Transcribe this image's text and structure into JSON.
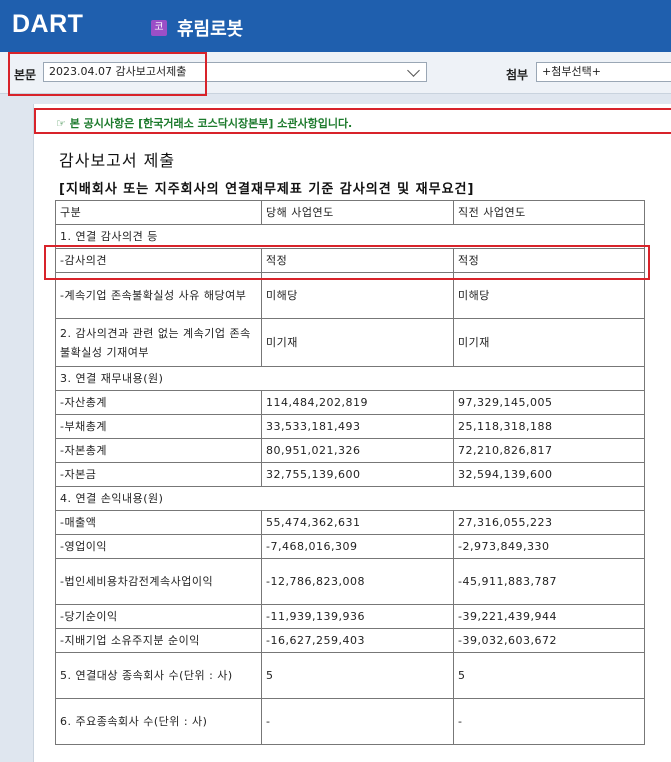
{
  "header": {
    "logo": "DART",
    "market_badge": "코",
    "company_name": "휴림로봇"
  },
  "toolbar": {
    "body_label": "본문",
    "body_select_value": "2023.04.07  감사보고서제출",
    "attach_label": "첨부",
    "attach_select_value": "+첨부선택+"
  },
  "document": {
    "notice": "☞ 본 공시사항은 [한국거래소 코스닥시장본부] 소관사항입니다.",
    "title": "감사보고서 제출",
    "subtitle": "[지배회사 또는 지주회사의 연결재무제표 기준 감사의견 및 재무요건]",
    "columns": [
      "구분",
      "당해 사업연도",
      "직전 사업연도"
    ],
    "rows": [
      {
        "label": "1. 연결 감사의견 등",
        "current": "",
        "prior": "",
        "section": true
      },
      {
        "label": "-감사의견",
        "current": "적정",
        "prior": "적정"
      },
      {
        "label": "-계속기업 존속불확실성 사유 해당여부",
        "current": "미해당",
        "prior": "미해당"
      },
      {
        "label": "2. 감사의견과 관련 없는 계속기업 존속 불확실성 기재여부",
        "current": "미기재",
        "prior": "미기재"
      },
      {
        "label": "3. 연결 재무내용(원)",
        "current": "",
        "prior": "",
        "section": true
      },
      {
        "label": "-자산총계",
        "current": "114,484,202,819",
        "prior": "97,329,145,005"
      },
      {
        "label": "-부채총계",
        "current": "33,533,181,493",
        "prior": "25,118,318,188"
      },
      {
        "label": "-자본총계",
        "current": "80,951,021,326",
        "prior": "72,210,826,817"
      },
      {
        "label": "-자본금",
        "current": "32,755,139,600",
        "prior": "32,594,139,600"
      },
      {
        "label": "4. 연결 손익내용(원)",
        "current": "",
        "prior": "",
        "section": true
      },
      {
        "label": "-매출액",
        "current": "55,474,362,631",
        "prior": "27,316,055,223"
      },
      {
        "label": "-영업이익",
        "current": "-7,468,016,309",
        "prior": "-2,973,849,330"
      },
      {
        "label": "-법인세비용차감전계속사업이익",
        "current": "-12,786,823,008",
        "prior": "-45,911,883,787"
      },
      {
        "label": "-당기순이익",
        "current": "-11,939,139,936",
        "prior": "-39,221,439,944"
      },
      {
        "label": "-지배기업 소유주지분 순이익",
        "current": "-16,627,259,403",
        "prior": "-39,032,603,672"
      },
      {
        "label": "5. 연결대상 종속회사 수(단위 : 사)",
        "current": "5",
        "prior": "5"
      },
      {
        "label": "6. 주요종속회사 수(단위 : 사)",
        "current": "-",
        "prior": "-"
      }
    ]
  }
}
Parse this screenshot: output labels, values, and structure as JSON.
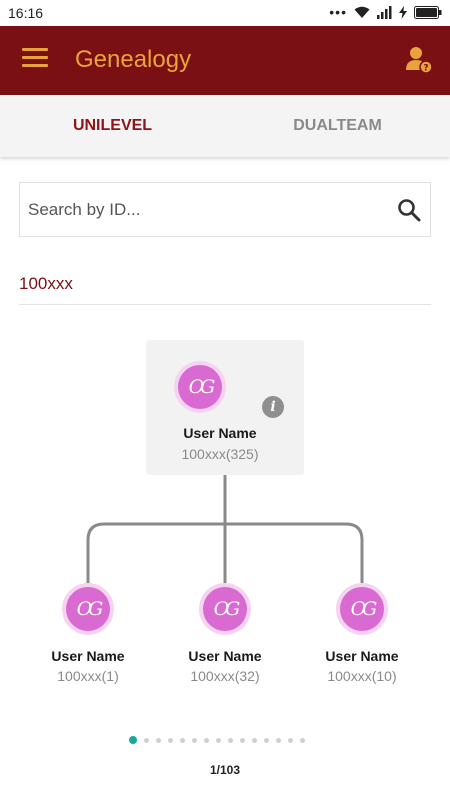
{
  "status_bar": {
    "time": "16:16",
    "dots": "•••"
  },
  "app_bar": {
    "title": "Genealogy",
    "accent_color": "#e8a33c",
    "background_color": "#7a1014"
  },
  "tabs": [
    {
      "label": "UNILEVEL",
      "active": true
    },
    {
      "label": "DUALTEAM",
      "active": false
    }
  ],
  "search": {
    "placeholder": "Search by ID...",
    "value": ""
  },
  "current_id": "100xxx",
  "tree": {
    "root": {
      "avatar_text": "OG",
      "name": "User Name",
      "id": "100xxx(325)"
    },
    "children": [
      {
        "avatar_text": "OG",
        "name": "User Name",
        "id": "100xxx(1)"
      },
      {
        "avatar_text": "OG",
        "name": "User Name",
        "id": "100xxx(32)"
      },
      {
        "avatar_text": "OG",
        "name": "User Name",
        "id": "100xxx(10)"
      }
    ]
  },
  "pager": {
    "total_dots": 15,
    "active_index": 0,
    "label": "1/103",
    "active_color": "#16a99c"
  },
  "icons": {
    "menu": "menu-icon",
    "user_help": "user-help-icon",
    "search": "search-icon",
    "info": "info-icon"
  }
}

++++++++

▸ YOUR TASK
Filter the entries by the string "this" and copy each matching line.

▸ FINISHED TASK
Transcribe this image's text and structure into JSON.
Parse this screenshot: output labels, values, and structure as JSON.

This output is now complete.